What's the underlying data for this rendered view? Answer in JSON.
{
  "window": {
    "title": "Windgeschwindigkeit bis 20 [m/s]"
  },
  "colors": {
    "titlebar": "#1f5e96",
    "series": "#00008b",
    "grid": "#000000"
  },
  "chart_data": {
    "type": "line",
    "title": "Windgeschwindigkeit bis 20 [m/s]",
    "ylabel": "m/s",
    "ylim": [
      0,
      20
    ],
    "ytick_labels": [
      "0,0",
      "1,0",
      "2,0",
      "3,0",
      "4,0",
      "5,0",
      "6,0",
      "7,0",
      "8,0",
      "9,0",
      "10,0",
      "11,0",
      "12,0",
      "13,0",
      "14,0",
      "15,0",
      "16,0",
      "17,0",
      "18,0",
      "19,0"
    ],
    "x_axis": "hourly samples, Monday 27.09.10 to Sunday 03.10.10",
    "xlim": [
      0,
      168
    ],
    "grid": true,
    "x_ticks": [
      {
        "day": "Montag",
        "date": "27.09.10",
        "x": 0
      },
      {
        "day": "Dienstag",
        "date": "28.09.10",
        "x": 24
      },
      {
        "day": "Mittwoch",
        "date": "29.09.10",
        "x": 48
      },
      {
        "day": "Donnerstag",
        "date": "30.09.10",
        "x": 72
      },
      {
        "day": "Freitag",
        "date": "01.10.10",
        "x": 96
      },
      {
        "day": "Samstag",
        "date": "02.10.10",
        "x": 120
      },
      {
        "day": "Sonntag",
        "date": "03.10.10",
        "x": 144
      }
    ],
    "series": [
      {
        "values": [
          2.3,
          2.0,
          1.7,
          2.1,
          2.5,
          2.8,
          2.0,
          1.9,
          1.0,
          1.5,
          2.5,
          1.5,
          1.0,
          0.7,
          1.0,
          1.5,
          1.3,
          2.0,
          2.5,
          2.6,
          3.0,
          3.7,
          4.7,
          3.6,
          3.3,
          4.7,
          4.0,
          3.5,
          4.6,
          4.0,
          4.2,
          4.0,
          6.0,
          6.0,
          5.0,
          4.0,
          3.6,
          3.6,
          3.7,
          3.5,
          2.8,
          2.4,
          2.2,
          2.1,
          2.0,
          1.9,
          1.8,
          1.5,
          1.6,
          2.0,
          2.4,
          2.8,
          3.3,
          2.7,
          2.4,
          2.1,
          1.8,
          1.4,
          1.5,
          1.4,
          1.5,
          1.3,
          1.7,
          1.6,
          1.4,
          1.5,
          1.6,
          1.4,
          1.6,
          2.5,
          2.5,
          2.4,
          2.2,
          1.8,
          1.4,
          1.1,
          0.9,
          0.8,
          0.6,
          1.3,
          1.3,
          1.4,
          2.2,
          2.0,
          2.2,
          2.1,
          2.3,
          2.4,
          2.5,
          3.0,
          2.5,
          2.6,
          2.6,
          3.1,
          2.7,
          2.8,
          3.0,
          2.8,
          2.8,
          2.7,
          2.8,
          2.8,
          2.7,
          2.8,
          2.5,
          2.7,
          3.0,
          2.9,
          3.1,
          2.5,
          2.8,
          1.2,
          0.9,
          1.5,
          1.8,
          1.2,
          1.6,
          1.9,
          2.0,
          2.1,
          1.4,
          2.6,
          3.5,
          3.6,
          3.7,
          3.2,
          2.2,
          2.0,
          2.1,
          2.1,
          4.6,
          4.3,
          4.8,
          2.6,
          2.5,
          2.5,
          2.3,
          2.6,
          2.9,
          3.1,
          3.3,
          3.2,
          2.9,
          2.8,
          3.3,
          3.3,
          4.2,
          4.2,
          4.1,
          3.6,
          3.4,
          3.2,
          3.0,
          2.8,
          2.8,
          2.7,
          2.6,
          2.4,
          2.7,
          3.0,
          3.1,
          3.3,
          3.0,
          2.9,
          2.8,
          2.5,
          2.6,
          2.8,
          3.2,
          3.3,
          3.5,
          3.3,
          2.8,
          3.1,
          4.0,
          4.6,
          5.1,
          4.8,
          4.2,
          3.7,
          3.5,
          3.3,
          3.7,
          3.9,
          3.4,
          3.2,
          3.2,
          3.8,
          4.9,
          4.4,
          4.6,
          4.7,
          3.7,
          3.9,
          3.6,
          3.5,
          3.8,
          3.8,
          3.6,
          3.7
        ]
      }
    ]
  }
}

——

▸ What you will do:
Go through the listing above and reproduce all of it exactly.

▸ Response to the task:
What's the underlying data for this rendered view? Answer in JSON.
{
  "window": {
    "title": "Windgeschwindigkeit bis 20 [m/s]"
  },
  "colors": {
    "titlebar": "#1f5e96",
    "series": "#00008b",
    "grid": "#000000"
  },
  "chart_data": {
    "type": "line",
    "title": "Windgeschwindigkeit bis 20 [m/s]",
    "ylabel": "m/s",
    "ylim": [
      0,
      20
    ],
    "ytick_labels": [
      "0,0",
      "1,0",
      "2,0",
      "3,0",
      "4,0",
      "5,0",
      "6,0",
      "7,0",
      "8,0",
      "9,0",
      "10,0",
      "11,0",
      "12,0",
      "13,0",
      "14,0",
      "15,0",
      "16,0",
      "17,0",
      "18,0",
      "19,0"
    ],
    "x_axis": "hourly samples, Monday 27.09.10 to Sunday 03.10.10",
    "xlim": [
      0,
      168
    ],
    "grid": true,
    "x_ticks": [
      {
        "day": "Montag",
        "date": "27.09.10",
        "x": 0
      },
      {
        "day": "Dienstag",
        "date": "28.09.10",
        "x": 24
      },
      {
        "day": "Mittwoch",
        "date": "29.09.10",
        "x": 48
      },
      {
        "day": "Donnerstag",
        "date": "30.09.10",
        "x": 72
      },
      {
        "day": "Freitag",
        "date": "01.10.10",
        "x": 96
      },
      {
        "day": "Samstag",
        "date": "02.10.10",
        "x": 120
      },
      {
        "day": "Sonntag",
        "date": "03.10.10",
        "x": 144
      }
    ],
    "series": [
      {
        "values": [
          2.3,
          2.0,
          1.7,
          2.1,
          2.5,
          2.8,
          2.0,
          1.9,
          1.0,
          1.5,
          2.5,
          1.5,
          1.0,
          0.7,
          1.0,
          1.5,
          1.3,
          2.0,
          2.5,
          2.6,
          3.0,
          3.7,
          4.7,
          3.6,
          3.3,
          4.7,
          4.0,
          3.5,
          4.6,
          4.0,
          4.2,
          4.0,
          6.0,
          6.0,
          5.0,
          4.0,
          3.6,
          3.6,
          3.7,
          3.5,
          2.8,
          2.4,
          2.2,
          2.1,
          2.0,
          1.9,
          1.8,
          1.5,
          1.6,
          2.0,
          2.4,
          2.8,
          3.3,
          2.7,
          2.4,
          2.1,
          1.8,
          1.4,
          1.5,
          1.4,
          1.5,
          1.3,
          1.7,
          1.6,
          1.4,
          1.5,
          1.6,
          1.4,
          1.6,
          2.5,
          2.5,
          2.4,
          2.2,
          1.8,
          1.4,
          1.1,
          0.9,
          0.8,
          0.6,
          1.3,
          1.3,
          1.4,
          2.2,
          2.0,
          2.2,
          2.1,
          2.3,
          2.4,
          2.5,
          3.0,
          2.5,
          2.6,
          2.6,
          3.1,
          2.7,
          2.8,
          3.0,
          2.8,
          2.8,
          2.7,
          2.8,
          2.8,
          2.7,
          2.8,
          2.5,
          2.7,
          3.0,
          2.9,
          3.1,
          2.5,
          2.8,
          1.2,
          0.9,
          1.5,
          1.8,
          1.2,
          1.6,
          1.9,
          2.0,
          2.1,
          1.4,
          2.6,
          3.5,
          3.6,
          3.7,
          3.2,
          2.2,
          2.0,
          2.1,
          2.1,
          4.6,
          4.3,
          4.8,
          2.6,
          2.5,
          2.5,
          2.3,
          2.6,
          2.9,
          3.1,
          3.3,
          3.2,
          2.9,
          2.8,
          3.3,
          3.3,
          4.2,
          4.2,
          4.1,
          3.6,
          3.4,
          3.2,
          3.0,
          2.8,
          2.8,
          2.7,
          2.6,
          2.4,
          2.7,
          3.0,
          3.1,
          3.3,
          3.0,
          2.9,
          2.8,
          2.5,
          2.6,
          2.8,
          3.2,
          3.3,
          3.5,
          3.3,
          2.8,
          3.1,
          4.0,
          4.6,
          5.1,
          4.8,
          4.2,
          3.7,
          3.5,
          3.3,
          3.7,
          3.9,
          3.4,
          3.2,
          3.2,
          3.8,
          4.9,
          4.4,
          4.6,
          4.7,
          3.7,
          3.9,
          3.6,
          3.5,
          3.8,
          3.8,
          3.6,
          3.7
        ]
      }
    ]
  }
}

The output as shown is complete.